The biggest night in Latin music, the Latin Grammys, took place on Thursday, Nov 16 at the MGM Grand Garden Arena in Las Vegas, where la crème de la crème of the industry gathered to celebrate the excellence of our music. The three-hour special aired on the Univision Network, and was hosted by Jaime Camil and Roselyn Sánchez.

Leading the nominations were Residente with nine nominations, Maluma with seven, Shakira with six, and Kevin Jiménez ADG , Juanes, and Mon Laferte with five each. In addition to the top nominees, several artists and technical professionals received four nominations each: Rafa Arcaute (producer and engineer), Tom Coyne (engineer), Luis Fonsi, Vicente García, Nicky Jam, Natalia Lafourcade, Danay Suarez, and Daddy Yankee.

As expected, the big winner of the night was “Despacito” with four awards including record and song of the year. Luis Fonsi, who co-wrote the song and sings it, dedicated his award to his native Puerto Rico, still suffering the consequences of hurricane Maria. "I'm here because of Puerto Rico, and this song is a hymn to Puerto Rico," Fonsi said backstage, according to AP.

"Everything I do, and everything I will do, now more than ever, is to continue celebrating my island, my culture, my homeland and my music, and to make sure the public knows that Puerto Rico needs help."

Residente, who was leading the nominations with nine, won two awards: Urban Album for his self-titled solo debut and Urban Song for “Somos Anormales.” Meanwhile, Rubén Blades won Album of the Year for “Salsa Big Band,” and seemed shocked when his name was announced. Blades emphasized the importance of surrounding yourself with people who “know more than you” to create and collaborate, and shared the award with all the people who made the album possible.

Other winners included Shakira, who won for Contemporary Pop Album, but couldn’t be there because she’s on vocal rest after damaging her vocal chords during her El Dorado Tour rehearsals; Juanes, who claimed the Pop-Rock Album prize, and Vicente Garcia, who was named Best New Artist and also won Best Tropical Song and Best Singer-Songwriter Album.

Alejandro Sanz was named Person of the Year, and his award was handed to him by Juan Luis Guerra, who described him as "one of the most important composers in the Spanish-speaking world." Sanz dedicated his award to the "dreamers" affected by President Donald Trump's suspension of the Deferred Action for Childhood Arrivals program. "These are our children," Sanz said, "the children of our community."

He also brought a group of them on stage while he performed some of his best hits after his recognition, and shared a emotional group hug at the end of the performance.

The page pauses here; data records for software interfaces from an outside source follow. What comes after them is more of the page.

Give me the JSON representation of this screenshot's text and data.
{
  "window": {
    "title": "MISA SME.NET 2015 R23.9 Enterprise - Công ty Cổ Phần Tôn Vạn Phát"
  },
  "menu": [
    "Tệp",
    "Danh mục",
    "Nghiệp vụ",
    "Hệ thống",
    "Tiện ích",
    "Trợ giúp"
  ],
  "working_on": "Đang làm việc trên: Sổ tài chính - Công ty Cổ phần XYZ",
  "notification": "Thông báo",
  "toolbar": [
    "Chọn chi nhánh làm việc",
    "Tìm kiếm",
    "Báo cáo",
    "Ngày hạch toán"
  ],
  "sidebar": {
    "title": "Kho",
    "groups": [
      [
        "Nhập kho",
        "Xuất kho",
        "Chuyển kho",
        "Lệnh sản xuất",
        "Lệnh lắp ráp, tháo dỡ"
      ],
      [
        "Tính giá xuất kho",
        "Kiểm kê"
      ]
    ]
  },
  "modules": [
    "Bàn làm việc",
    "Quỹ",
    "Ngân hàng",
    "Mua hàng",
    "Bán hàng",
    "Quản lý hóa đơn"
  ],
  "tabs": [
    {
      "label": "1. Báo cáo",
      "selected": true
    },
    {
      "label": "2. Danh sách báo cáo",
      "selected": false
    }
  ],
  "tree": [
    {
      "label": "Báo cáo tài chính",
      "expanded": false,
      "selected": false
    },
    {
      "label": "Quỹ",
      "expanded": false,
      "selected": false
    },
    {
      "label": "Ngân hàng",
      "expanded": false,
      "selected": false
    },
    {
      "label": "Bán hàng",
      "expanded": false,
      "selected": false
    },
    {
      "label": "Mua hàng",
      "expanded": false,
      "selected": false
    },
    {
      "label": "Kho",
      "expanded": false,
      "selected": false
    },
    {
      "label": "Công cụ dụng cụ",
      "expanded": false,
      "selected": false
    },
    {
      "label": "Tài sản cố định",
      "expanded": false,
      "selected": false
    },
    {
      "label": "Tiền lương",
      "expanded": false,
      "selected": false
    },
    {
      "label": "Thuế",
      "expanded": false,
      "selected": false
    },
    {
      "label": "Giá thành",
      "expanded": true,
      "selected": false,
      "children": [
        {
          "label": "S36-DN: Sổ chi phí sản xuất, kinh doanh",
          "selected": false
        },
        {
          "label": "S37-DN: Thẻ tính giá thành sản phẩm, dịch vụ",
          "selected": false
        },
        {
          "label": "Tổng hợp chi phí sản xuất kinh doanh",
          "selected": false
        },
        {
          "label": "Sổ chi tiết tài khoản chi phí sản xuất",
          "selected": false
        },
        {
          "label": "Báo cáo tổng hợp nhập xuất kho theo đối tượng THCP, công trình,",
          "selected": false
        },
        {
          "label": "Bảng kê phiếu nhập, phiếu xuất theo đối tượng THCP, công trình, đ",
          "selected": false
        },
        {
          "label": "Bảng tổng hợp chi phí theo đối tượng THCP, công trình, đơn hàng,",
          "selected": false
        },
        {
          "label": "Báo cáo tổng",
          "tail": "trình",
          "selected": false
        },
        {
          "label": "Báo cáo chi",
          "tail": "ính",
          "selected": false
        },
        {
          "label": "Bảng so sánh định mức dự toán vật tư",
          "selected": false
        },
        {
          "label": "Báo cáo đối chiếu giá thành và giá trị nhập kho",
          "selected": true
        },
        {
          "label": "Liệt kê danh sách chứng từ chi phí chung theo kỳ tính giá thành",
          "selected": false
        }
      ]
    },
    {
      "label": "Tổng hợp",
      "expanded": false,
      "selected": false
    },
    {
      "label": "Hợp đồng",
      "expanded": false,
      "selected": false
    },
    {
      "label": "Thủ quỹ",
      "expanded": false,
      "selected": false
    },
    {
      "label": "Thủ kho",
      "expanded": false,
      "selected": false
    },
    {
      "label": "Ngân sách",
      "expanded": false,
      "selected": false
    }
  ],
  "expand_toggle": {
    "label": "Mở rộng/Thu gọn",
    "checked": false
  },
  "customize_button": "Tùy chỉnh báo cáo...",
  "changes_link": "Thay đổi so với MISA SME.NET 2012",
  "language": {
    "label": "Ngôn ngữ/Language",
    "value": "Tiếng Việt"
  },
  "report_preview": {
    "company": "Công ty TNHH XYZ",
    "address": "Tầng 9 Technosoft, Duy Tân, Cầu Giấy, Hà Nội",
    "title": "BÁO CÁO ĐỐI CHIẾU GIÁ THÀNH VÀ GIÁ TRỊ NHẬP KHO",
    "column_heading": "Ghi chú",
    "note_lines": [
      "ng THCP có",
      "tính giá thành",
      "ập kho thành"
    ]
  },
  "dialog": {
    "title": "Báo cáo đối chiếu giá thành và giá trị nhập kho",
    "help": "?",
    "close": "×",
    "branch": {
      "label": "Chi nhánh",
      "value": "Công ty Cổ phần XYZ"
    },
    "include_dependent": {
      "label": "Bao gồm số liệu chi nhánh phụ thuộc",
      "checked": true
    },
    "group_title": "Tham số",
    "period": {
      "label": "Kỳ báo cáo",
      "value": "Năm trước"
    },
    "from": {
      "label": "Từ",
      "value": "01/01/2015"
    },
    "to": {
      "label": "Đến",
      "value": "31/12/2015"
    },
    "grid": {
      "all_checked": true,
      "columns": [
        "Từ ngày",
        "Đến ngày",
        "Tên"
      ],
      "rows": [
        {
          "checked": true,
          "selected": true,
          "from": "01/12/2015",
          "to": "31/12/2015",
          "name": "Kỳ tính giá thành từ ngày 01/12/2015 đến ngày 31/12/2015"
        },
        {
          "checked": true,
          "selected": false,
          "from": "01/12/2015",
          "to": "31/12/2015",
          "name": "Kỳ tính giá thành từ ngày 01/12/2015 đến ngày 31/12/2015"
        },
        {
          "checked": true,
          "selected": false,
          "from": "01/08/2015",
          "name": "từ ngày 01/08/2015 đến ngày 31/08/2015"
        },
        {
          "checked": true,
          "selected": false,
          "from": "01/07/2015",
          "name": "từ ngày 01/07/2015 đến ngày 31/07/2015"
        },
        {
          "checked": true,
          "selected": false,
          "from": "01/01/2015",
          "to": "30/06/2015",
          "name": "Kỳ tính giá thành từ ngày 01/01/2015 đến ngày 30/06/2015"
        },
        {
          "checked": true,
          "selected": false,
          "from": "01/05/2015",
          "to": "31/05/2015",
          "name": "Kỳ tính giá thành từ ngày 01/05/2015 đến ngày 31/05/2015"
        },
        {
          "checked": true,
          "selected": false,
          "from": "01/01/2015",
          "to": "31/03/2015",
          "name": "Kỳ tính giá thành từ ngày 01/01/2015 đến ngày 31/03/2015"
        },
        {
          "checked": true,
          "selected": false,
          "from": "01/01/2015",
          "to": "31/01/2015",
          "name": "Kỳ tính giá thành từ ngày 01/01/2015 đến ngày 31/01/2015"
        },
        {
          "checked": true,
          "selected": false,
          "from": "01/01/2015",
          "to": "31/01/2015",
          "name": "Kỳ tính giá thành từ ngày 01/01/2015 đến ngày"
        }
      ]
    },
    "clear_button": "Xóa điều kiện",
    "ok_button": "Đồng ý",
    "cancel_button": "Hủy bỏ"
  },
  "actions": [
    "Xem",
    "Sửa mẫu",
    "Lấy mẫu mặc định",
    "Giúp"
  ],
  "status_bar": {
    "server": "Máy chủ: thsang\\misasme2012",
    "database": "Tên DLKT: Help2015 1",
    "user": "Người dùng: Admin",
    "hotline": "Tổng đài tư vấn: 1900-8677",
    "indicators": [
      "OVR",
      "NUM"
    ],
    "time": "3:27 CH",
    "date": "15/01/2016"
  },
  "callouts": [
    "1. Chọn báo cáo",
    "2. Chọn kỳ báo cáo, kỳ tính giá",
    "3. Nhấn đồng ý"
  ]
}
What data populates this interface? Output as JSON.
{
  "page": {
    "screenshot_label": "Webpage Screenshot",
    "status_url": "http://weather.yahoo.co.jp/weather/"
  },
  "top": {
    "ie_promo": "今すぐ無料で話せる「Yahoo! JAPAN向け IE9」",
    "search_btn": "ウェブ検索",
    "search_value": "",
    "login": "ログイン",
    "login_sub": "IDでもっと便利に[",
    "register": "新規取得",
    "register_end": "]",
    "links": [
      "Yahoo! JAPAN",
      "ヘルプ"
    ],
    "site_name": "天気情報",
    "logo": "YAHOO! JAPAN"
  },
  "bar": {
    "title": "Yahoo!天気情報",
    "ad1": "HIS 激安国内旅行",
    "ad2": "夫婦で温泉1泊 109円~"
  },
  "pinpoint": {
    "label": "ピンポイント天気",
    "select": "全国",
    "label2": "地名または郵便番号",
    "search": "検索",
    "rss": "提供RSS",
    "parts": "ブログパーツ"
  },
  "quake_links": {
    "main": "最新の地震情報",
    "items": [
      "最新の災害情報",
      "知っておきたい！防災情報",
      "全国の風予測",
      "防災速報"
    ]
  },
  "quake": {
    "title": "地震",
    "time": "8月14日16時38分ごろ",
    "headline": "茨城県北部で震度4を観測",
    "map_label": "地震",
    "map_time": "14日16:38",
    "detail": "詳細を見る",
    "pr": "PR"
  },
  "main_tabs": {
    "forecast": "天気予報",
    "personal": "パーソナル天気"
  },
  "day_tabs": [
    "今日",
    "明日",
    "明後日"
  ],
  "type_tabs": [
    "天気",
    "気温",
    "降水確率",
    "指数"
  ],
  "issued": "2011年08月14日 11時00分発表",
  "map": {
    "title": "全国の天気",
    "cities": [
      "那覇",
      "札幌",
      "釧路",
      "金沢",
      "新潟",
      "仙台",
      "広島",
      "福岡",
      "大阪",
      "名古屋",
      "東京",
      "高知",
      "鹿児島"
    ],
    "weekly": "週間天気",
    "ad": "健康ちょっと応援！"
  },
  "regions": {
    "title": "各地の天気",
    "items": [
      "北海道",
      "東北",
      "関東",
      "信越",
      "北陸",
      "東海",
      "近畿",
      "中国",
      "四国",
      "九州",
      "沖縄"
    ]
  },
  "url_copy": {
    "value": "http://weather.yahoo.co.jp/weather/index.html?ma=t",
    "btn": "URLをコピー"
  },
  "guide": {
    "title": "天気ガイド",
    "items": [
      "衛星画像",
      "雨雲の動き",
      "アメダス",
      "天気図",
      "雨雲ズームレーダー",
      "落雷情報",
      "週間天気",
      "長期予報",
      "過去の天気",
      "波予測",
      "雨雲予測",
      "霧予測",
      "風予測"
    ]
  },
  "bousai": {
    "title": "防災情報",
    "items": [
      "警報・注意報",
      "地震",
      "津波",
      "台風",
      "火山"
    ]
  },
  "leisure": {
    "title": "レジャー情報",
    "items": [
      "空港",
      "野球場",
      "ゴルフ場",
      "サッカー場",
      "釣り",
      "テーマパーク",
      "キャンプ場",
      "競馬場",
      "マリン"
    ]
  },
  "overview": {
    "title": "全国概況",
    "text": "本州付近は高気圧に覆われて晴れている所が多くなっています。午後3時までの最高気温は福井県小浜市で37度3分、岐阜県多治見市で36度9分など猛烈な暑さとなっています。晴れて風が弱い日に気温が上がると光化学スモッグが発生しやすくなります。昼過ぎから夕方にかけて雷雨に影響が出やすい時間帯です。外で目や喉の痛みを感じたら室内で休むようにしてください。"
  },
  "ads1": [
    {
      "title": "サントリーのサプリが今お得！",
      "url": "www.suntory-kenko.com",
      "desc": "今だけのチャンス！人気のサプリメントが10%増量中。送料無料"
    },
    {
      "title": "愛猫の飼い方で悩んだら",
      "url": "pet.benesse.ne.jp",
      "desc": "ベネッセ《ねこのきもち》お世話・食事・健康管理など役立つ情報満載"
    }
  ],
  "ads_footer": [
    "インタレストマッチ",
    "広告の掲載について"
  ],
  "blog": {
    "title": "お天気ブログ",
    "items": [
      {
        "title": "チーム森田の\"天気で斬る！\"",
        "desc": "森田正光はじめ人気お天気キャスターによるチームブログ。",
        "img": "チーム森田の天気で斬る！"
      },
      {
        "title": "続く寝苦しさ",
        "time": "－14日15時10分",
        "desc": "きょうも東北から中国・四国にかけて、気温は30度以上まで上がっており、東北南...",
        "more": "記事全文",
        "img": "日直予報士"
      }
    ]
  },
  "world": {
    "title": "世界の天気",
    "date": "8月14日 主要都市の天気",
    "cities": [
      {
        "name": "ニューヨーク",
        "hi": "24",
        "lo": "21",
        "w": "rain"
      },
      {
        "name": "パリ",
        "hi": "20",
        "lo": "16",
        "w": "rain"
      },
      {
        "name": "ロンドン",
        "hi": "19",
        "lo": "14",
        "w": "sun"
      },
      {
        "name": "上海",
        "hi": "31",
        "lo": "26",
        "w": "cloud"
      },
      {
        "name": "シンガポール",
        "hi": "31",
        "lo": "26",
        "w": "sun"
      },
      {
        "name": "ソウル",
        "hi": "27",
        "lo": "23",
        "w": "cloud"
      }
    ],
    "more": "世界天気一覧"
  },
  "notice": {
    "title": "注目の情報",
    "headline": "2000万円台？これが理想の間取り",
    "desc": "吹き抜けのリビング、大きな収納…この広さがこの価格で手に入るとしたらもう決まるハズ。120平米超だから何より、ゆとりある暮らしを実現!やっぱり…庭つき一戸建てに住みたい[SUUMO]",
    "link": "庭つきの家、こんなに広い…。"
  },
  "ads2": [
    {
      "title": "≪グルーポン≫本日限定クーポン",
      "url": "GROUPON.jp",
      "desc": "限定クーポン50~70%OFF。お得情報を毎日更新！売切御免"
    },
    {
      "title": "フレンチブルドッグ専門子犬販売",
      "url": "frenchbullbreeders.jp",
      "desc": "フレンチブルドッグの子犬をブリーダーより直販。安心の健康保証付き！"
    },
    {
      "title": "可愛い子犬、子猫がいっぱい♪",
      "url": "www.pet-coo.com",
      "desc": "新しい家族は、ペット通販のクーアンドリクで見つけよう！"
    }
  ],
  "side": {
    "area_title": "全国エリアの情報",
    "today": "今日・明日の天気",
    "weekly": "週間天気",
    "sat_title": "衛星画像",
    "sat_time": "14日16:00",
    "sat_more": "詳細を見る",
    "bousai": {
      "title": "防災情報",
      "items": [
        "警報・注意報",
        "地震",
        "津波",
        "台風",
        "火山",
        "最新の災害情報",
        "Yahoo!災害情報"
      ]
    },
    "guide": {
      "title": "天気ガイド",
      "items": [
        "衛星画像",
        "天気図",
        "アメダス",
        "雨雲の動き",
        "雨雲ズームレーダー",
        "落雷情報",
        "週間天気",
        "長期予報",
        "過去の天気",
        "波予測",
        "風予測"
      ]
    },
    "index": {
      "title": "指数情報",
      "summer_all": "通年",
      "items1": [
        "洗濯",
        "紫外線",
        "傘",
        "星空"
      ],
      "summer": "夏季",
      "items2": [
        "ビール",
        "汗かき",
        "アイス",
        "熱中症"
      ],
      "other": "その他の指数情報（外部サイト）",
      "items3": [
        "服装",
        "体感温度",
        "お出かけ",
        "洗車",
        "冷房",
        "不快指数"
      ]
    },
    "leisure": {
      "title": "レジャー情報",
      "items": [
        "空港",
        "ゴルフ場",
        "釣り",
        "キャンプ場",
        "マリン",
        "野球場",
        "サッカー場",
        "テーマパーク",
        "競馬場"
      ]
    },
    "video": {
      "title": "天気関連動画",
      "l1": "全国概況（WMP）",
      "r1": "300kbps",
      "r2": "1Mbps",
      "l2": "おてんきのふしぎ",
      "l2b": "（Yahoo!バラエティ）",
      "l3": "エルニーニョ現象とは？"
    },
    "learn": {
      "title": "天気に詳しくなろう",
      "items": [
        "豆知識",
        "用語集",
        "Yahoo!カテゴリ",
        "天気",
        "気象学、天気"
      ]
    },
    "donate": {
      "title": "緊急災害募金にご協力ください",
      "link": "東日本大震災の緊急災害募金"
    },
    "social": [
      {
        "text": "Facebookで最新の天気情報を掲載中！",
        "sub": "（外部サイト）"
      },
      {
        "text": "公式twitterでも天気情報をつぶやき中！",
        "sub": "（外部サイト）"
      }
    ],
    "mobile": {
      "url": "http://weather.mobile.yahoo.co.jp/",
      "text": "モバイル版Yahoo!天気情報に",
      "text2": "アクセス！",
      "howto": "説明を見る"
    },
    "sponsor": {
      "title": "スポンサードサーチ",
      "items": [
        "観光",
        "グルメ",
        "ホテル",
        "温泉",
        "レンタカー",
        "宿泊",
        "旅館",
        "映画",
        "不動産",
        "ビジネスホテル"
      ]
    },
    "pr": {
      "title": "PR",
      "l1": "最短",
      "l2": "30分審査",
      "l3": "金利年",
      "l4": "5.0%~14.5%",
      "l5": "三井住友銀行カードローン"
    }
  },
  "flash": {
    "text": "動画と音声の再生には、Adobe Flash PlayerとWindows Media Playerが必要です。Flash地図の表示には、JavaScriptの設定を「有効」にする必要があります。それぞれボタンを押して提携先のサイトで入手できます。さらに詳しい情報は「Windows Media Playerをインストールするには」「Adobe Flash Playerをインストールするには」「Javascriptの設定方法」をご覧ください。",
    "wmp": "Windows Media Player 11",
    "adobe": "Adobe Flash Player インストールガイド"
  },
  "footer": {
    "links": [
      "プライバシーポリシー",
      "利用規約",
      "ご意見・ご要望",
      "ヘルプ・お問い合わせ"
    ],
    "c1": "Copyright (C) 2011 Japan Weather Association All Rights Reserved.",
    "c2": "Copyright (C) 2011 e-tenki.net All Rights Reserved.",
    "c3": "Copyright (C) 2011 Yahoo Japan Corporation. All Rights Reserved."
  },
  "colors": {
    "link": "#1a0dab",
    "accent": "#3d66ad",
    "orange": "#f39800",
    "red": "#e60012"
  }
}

Following is a list of the winners in some of the 48 categories. They feature an array of musical genres, as well as some of the most prominent names and brightest newcomers in Latin music. For the complete list of winners, visit

Album Of The Year

Salsa Big Band — Rubén Blades and Roberto Delgado & Orquesta 

Record Of The Year

"Despacito" — Luis Fonsi featuring Daddy Yankee 

Song Of The Year (A Songwriter's Award)

"Despacito" — Daddy Yankee, Erika Ender and Luis Fonsi, songwriters (Luis Fonsi featuring Daddy Yankee) 

Best New Artist

Vicente García

  Best Contemporary Pop Vocal Album

El Dorado — Shakira

  Best Urban Fusion / Performance

" Despacito " (Remix) — Luis Fonsi and Daddy Yankee featuring Justin Bieber

 Best Alternative Music Album

Jei Beibi — Café Tacvba

 Best Regional Song (A Songwriter's Award)

" Siempre Es Así " — Juan Treviño, songwriter (Juan Treviño featuring AJ Castillo)

Best MPB (Música Popular Brasileira) Album

Dos Navegantes — Edu Lobo, Romero Lubambo, and Mauro Senise